• [Problem]
Your task is to output every record exactly as it is given.

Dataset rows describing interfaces
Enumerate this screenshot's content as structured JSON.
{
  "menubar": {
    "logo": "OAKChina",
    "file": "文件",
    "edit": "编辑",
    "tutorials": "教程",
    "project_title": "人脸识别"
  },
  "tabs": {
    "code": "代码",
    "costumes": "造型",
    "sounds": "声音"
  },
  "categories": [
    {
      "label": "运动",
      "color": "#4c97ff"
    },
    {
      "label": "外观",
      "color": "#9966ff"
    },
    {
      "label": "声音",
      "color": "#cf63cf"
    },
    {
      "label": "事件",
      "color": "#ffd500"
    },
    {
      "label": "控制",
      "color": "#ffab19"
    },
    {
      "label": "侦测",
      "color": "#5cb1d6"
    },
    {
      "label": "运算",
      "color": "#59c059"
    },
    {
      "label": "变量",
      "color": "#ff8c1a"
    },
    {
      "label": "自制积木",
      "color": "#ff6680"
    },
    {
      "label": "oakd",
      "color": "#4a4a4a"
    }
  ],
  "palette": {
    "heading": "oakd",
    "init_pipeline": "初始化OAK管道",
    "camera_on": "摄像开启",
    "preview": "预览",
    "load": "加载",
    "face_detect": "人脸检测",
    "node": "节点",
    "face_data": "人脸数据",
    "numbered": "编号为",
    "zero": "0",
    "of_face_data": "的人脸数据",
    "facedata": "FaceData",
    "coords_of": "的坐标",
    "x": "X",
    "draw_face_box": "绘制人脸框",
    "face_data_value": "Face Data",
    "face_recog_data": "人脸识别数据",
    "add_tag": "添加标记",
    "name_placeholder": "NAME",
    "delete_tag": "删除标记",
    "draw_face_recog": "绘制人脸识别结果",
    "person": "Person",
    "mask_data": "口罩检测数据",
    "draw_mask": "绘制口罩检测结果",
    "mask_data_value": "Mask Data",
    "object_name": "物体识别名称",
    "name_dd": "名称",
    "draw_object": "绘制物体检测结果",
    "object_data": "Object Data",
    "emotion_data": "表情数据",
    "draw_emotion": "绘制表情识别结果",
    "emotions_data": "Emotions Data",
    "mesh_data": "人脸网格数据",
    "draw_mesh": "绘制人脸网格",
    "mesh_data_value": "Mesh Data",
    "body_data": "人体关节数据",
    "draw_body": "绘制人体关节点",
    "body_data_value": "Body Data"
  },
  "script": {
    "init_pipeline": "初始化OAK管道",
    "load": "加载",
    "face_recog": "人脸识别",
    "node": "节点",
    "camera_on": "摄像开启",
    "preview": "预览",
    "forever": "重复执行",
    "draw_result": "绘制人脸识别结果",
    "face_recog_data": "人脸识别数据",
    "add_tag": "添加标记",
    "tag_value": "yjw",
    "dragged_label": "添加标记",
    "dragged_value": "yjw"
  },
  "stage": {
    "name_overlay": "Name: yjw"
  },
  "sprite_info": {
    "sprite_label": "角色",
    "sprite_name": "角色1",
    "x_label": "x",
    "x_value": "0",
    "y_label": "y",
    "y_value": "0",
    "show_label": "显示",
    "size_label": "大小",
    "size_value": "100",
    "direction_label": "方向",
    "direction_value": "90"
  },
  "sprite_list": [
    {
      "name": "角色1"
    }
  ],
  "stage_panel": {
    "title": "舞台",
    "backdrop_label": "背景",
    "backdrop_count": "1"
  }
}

• [Written solution]
Enumerate this screenshot's content as structured JSON.
{
  "menubar": {
    "logo": "OAKChina",
    "file": "文件",
    "edit": "编辑",
    "tutorials": "教程",
    "project_title": "人脸识别"
  },
  "tabs": {
    "code": "代码",
    "costumes": "造型",
    "sounds": "声音"
  },
  "categories": [
    {
      "label": "运动",
      "color": "#4c97ff"
    },
    {
      "label": "外观",
      "color": "#9966ff"
    },
    {
      "label": "声音",
      "color": "#cf63cf"
    },
    {
      "label": "事件",
      "color": "#ffd500"
    },
    {
      "label": "控制",
      "color": "#ffab19"
    },
    {
      "label": "侦测",
      "color": "#5cb1d6"
    },
    {
      "label": "运算",
      "color": "#59c059"
    },
    {
      "label": "变量",
      "color": "#ff8c1a"
    },
    {
      "label": "自制积木",
      "color": "#ff6680"
    },
    {
      "label": "oakd",
      "color": "#4a4a4a"
    }
  ],
  "palette": {
    "heading": "oakd",
    "init_pipeline": "初始化OAK管道",
    "camera_on": "摄像开启",
    "preview": "预览",
    "load": "加载",
    "face_detect": "人脸检测",
    "node": "节点",
    "face_data": "人脸数据",
    "numbered": "编号为",
    "zero": "0",
    "of_face_data": "的人脸数据",
    "facedata": "FaceData",
    "coords_of": "的坐标",
    "x": "X",
    "draw_face_box": "绘制人脸框",
    "face_data_value": "Face Data",
    "face_recog_data": "人脸识别数据",
    "add_tag": "添加标记",
    "name_placeholder": "NAME",
    "delete_tag": "删除标记",
    "draw_face_recog": "绘制人脸识别结果",
    "person": "Person",
    "mask_data": "口罩检测数据",
    "draw_mask": "绘制口罩检测结果",
    "mask_data_value": "Mask Data",
    "object_name": "物体识别名称",
    "name_dd": "名称",
    "draw_object": "绘制物体检测结果",
    "object_data": "Object Data",
    "emotion_data": "表情数据",
    "draw_emotion": "绘制表情识别结果",
    "emotions_data": "Emotions Data",
    "mesh_data": "人脸网格数据",
    "draw_mesh": "绘制人脸网格",
    "mesh_data_value": "Mesh Data",
    "body_data": "人体关节数据",
    "draw_body": "绘制人体关节点",
    "body_data_value": "Body Data"
  },
  "script": {
    "init_pipeline": "初始化OAK管道",
    "load": "加载",
    "face_recog": "人脸识别",
    "node": "节点",
    "camera_on": "摄像开启",
    "preview": "预览",
    "forever": "重复执行",
    "draw_result": "绘制人脸识别结果",
    "face_recog_data": "人脸识别数据",
    "add_tag": "添加标记",
    "tag_value": "yjw",
    "dragged_label": "添加标记",
    "dragged_value": "yjw"
  },
  "stage": {
    "name_overlay": "Name: yjw"
  },
  "sprite_info": {
    "sprite_label": "角色",
    "sprite_name": "角色1",
    "x_label": "x",
    "x_value": "0",
    "y_label": "y",
    "y_value": "0",
    "show_label": "显示",
    "size_label": "大小",
    "size_value": "100",
    "direction_label": "方向",
    "direction_value": "90"
  },
  "sprite_list": [
    {
      "name": "角色1"
    }
  ],
  "stage_panel": {
    "title": "舞台",
    "backdrop_label": "背景",
    "backdrop_count": "1"
  }
}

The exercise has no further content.